Islam MP, Roach ES. Neurocutaneous syndromes. In: Jankovic J, Mazziotta JC, Pomeroy SL, Newman NJ, eds. Bradley and Daroff’s Neurology in Clinical Practice. 8th ed. Philadelphia, PA: Elsevier; 2022:chap 99.
Sahin M, Ullrich N, Srivastava S, Pinto A. Neurocutaneous syndromes. In: Kliegman RM, St. Geme JW, Blum NJ, Shah SS, Tasker RC, Wilson KM, eds. Nelson Textbook of Pediatrics. 21st ed. Philadelphia, PA: Elsevier; 2020:chap 614.
Review Date 11/1/2021
Updated by: Anna C. Edens Hurst, MD, MS, Associate Professor in Medical Genetics, The University of Alabama at Birmingham, Birmingham, AL. Review provided by VeriMed Healthcare Network.
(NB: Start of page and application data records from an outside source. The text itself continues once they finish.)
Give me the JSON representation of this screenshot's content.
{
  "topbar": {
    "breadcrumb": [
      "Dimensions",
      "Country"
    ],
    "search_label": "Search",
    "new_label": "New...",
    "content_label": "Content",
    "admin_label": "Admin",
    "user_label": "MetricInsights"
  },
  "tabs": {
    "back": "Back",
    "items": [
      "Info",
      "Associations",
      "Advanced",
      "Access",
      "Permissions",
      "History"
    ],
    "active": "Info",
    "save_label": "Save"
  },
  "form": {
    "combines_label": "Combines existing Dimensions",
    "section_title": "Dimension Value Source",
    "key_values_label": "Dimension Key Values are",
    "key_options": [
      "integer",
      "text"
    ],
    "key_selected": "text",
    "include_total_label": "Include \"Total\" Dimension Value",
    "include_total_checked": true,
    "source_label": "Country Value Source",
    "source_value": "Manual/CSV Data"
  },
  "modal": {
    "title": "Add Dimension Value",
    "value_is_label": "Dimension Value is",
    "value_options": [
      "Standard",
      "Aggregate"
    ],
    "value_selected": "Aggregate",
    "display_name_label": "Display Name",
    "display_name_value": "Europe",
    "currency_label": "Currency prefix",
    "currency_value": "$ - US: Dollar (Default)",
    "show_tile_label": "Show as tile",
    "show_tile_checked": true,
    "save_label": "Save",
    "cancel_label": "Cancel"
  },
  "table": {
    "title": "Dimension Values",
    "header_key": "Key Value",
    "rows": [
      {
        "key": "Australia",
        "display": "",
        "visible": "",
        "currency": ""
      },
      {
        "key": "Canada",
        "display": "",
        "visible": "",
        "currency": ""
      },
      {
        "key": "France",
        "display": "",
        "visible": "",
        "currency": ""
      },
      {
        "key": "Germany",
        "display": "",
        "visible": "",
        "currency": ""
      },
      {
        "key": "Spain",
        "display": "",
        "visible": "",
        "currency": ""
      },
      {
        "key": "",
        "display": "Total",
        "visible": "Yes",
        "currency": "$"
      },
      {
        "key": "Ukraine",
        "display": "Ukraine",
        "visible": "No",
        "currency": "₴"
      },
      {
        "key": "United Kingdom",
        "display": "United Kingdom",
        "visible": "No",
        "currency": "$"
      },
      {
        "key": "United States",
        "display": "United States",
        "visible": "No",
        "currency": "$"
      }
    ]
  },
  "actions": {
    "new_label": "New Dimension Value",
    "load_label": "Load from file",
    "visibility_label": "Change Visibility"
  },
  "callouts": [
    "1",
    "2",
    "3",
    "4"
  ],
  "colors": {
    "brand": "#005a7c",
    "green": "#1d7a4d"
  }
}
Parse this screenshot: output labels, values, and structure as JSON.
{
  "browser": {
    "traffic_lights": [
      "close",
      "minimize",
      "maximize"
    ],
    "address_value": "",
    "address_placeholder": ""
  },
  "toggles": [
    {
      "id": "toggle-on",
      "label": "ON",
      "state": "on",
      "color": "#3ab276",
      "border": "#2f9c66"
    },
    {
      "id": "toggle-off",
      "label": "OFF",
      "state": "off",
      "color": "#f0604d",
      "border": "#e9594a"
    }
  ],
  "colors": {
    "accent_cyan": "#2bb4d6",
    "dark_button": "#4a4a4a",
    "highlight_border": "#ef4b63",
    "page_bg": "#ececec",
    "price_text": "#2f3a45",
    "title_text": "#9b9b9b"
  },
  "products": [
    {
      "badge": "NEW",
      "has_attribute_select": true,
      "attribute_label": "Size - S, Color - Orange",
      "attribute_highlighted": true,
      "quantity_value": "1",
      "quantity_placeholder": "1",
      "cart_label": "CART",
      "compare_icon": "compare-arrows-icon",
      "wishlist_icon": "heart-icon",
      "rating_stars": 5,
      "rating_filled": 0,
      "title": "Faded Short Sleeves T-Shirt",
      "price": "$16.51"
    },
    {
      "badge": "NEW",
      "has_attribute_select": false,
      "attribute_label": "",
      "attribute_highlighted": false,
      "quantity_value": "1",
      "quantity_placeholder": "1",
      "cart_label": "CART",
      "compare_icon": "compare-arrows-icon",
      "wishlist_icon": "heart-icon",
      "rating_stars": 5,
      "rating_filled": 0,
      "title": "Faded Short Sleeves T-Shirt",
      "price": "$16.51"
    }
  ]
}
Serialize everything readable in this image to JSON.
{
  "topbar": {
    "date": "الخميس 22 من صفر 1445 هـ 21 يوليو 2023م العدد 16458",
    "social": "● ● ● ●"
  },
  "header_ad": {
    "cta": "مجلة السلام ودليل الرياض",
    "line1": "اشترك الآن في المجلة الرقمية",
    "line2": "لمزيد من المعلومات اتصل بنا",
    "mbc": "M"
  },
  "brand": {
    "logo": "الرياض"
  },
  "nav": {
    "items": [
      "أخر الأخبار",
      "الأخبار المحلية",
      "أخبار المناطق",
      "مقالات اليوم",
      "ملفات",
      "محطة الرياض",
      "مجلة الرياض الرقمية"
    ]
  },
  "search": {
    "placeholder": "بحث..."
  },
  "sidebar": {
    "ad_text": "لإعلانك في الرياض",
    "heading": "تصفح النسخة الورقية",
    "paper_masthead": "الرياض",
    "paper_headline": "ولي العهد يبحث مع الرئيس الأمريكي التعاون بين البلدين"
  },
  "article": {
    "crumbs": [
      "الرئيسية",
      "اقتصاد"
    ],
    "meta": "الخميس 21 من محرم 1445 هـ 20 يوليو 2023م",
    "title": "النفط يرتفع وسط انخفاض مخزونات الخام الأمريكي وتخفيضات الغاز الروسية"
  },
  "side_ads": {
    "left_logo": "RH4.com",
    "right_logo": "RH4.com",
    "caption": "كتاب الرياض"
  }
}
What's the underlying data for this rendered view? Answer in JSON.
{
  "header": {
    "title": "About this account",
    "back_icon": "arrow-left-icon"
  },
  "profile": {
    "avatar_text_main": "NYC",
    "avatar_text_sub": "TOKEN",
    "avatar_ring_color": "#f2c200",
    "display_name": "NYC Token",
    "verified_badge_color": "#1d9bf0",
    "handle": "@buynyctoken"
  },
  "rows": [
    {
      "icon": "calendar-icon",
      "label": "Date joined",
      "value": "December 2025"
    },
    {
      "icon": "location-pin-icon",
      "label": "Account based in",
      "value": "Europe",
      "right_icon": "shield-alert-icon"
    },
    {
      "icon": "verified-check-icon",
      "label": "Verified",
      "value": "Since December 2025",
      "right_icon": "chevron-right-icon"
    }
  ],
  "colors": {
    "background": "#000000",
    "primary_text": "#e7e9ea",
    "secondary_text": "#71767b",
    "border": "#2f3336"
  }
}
Also reviewed by David Zieve, MD, MHA, Medical Director, Brenda Conaway, Editorial Director, and the A.D.A.M. Editorial team.